Dual Doctoral Degree

In 2013 TU Delft and University of Campinas (Brazil) initiated a “Dual Degree PhD program” focused on “biobased economy”. Within this framework, we have three PhD projects in progress:

Prospective analysis of biojet fuels production in Brazil: technical, economic and environmental aspects

Rafael Silva-Capaz, PhD candidate

This project aims to perform an integral sustainability assessment(social, economic and environmental) of oil-bearing crops based biorefineries for biojet fuel production chains in Brazil. The study considers the following pathways:

  1. Hydrotreating (HEFA) of soybean oil,
  2. Hydrotreating (HEFA) of Palm oil
  3. Direct sugars (from sugarcane) to hydrocarbon (DSCH) via farnesene,
  4. Fischer-Tropsch (FT) for: sugarcane residues, palm residues and rice husks,
  5. Alcohol to Jet (ATJ) route using alcohols molecules from off-gas fermentation.

Sustainability assessment of a thermo-biochemical hybrid pathway for the production of second generation ethanol

Elisa de Medeiros, PhD student

This project aims to explore the sustainable production of second generation ethanol via gasification-fermentation hybrid route. The two main conversion processes combined in this pathway, i.e. biomass gasification to syngas and further syngas fermentation to ethanol, are capable of providing several advantages, such as: full conversion of biomass components including recalcitrant lignin, feedstock flexibility, dismissal of complex biomass pretreatment and expensive enzymes, syngas conversion under mild conditions of temperature and pressure, and higher tolerance of microbial catalysts compared to metal catalysts commonly used in chemical conversion of syngas. This project aims to fill several research gaps with the top goal of providing insights on how to approach energy efficiency and sustainability within this route. To achieve this goal, the project is divided in three layers. First, special attention is given to the fermentation of syngas with anaerobic bacteria due to the lack of consistent data in the literature. This process is studied via two approaches: (i) a dry lab investigation through dynamic flux balance models which employ genome-scale reconstruction, already available in the literature for Clostridium ljungdahlii, and dynamics of kinetics and mass transfer; and (ii) wet lab experiments of syngas fermentation for adjustment of parameters, improvement and validation of computational models. The second layer encompasses the design and simulation of integrated processes using commercial software Aspen plus and considering different technological alternatives. Finally, in order to locate hotspots for improvement and compare the alternatives, the simulations undergo sustainability assessments consisting of: (i) Life Cycle Assessment; (ii) financial analysis; and (iii) exergy analysis.

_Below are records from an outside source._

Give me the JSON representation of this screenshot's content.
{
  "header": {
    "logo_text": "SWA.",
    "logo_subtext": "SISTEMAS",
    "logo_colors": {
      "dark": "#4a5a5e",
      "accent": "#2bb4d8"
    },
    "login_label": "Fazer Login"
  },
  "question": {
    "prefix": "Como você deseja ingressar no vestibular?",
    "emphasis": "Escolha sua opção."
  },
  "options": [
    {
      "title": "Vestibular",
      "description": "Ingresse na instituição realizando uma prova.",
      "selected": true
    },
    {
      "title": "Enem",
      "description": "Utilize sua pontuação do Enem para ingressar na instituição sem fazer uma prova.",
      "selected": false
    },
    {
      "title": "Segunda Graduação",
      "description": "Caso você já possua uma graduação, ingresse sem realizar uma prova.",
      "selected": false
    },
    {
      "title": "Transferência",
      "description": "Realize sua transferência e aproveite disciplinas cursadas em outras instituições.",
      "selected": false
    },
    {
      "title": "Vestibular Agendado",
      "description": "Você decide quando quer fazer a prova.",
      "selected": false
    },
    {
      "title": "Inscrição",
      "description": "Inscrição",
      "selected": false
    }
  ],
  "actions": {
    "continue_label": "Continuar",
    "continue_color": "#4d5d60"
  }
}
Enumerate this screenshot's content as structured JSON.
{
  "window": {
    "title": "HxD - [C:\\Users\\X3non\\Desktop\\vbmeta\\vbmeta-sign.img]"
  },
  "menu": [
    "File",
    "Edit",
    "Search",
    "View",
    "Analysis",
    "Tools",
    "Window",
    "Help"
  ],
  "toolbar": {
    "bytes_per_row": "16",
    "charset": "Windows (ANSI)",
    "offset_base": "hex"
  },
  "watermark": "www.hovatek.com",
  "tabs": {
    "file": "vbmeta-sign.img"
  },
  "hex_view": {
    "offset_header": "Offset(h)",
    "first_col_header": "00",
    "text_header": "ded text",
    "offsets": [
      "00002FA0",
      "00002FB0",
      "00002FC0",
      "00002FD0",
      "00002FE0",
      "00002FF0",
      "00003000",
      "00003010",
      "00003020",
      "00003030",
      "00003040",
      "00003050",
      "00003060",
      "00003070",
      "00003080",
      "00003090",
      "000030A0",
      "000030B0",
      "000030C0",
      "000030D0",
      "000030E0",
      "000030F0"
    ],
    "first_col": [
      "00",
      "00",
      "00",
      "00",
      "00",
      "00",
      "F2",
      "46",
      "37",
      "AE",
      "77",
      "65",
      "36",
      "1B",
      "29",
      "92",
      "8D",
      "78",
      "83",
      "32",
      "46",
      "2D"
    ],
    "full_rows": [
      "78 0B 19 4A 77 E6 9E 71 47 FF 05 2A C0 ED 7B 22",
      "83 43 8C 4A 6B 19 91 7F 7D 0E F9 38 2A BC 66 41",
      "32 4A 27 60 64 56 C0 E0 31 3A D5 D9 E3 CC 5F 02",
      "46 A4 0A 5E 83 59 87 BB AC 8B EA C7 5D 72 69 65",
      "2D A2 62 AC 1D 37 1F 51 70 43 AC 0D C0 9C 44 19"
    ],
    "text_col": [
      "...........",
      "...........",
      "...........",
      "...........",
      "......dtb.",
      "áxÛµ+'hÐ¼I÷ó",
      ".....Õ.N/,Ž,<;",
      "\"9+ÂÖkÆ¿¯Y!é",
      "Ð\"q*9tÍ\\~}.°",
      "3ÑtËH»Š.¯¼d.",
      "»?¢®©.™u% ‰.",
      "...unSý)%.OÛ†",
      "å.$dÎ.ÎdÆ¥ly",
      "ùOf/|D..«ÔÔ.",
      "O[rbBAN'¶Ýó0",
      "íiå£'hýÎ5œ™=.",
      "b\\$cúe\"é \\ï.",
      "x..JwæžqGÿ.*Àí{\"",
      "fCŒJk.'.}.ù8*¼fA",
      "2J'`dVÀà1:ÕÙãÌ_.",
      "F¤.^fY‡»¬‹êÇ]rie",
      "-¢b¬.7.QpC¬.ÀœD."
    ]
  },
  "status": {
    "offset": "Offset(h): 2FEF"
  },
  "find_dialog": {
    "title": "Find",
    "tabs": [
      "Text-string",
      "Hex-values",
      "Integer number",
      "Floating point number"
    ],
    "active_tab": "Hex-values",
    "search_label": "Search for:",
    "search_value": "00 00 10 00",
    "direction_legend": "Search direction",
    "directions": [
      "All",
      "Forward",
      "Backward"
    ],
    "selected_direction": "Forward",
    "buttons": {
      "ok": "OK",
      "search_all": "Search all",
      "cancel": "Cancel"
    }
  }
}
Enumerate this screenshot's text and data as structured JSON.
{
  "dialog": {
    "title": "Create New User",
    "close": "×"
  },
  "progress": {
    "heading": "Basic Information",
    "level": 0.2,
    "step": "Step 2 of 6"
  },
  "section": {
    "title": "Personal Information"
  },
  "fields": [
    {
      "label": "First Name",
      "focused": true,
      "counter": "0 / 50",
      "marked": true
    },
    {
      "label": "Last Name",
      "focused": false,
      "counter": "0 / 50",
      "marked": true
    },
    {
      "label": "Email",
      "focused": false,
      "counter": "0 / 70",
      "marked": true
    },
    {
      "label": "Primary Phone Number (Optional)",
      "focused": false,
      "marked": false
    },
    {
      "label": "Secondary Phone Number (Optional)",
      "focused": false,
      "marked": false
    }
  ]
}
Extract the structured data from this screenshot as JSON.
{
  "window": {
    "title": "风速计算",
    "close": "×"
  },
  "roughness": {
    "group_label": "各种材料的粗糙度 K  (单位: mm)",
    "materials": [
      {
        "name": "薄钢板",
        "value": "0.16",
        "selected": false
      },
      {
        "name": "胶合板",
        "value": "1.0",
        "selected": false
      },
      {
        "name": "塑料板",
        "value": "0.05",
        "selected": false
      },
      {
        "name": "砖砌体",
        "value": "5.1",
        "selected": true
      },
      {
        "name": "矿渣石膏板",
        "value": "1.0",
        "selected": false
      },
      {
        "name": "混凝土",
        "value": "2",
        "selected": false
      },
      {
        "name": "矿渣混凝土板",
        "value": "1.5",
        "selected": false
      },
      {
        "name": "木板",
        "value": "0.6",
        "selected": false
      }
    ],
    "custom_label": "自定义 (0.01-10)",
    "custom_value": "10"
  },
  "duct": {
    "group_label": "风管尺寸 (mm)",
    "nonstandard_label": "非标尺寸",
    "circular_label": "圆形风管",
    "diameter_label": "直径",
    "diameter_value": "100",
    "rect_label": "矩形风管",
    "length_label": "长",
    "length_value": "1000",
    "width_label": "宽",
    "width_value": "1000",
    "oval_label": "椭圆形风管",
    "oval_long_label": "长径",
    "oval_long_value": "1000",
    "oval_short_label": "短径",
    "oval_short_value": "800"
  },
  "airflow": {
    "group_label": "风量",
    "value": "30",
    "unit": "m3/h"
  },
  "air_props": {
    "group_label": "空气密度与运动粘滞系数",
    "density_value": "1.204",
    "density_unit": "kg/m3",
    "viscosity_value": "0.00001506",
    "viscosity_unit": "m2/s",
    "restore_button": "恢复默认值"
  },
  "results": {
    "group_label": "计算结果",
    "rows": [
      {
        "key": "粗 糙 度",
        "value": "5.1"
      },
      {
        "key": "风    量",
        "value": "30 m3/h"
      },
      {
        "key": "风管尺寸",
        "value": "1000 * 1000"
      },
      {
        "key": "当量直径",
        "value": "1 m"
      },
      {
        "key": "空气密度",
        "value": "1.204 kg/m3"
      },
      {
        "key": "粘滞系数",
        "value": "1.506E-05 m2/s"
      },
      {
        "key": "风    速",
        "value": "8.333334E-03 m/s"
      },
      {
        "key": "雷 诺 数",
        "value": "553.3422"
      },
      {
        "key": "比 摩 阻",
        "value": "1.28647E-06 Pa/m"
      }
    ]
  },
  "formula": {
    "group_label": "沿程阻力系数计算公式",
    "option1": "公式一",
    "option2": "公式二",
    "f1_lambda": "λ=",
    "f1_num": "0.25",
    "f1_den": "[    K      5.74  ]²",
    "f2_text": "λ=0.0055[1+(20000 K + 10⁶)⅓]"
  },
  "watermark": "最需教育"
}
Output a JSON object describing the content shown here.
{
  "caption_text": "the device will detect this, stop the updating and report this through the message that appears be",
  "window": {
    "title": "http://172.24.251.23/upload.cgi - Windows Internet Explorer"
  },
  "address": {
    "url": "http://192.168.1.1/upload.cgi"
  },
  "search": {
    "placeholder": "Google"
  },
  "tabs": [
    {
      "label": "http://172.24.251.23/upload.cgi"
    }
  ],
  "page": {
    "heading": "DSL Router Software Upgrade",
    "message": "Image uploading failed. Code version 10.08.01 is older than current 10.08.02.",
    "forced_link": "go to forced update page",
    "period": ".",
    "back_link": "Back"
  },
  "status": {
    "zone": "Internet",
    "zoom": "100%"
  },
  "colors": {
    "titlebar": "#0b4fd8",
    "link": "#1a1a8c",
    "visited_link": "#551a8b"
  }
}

Syngas fermentation for large-scale ethanol production: early-stage technical and sustainability assessment for optimum combination between syngas production/ supply and fermentation

Eduardo Almeida, PhD student

This project aims to provide an assessment on the manner of integrating syngas supply with its subsequent fermentation, for large-scale ethanol production. For this, experiments will be carried out on gasification of different raw materials. The obtained compositions will be linked to two types of mathematical models representing the behavior of bacteria during syngas fermentations: a thermodynamic model, to check ranges of concentrations, fermentor conditions and configurations under which ethanol production is feasible and favored over acetate production; and a kinetic metabolic model which will be built to evaluate the cyclic dynamic metabolic response over substrate concentration gradients inside large-scale reactors operating at steady-state conditions. This assessment will finally be used for the identification of potential targets of metabolic engineering for improving the robustness of bacteria, and finally produce a strongly supported bioreactor and gasification process designs, which will be used to evaluate the performance of the whole ethanol large-scale production plant in terms of integrated sustainability.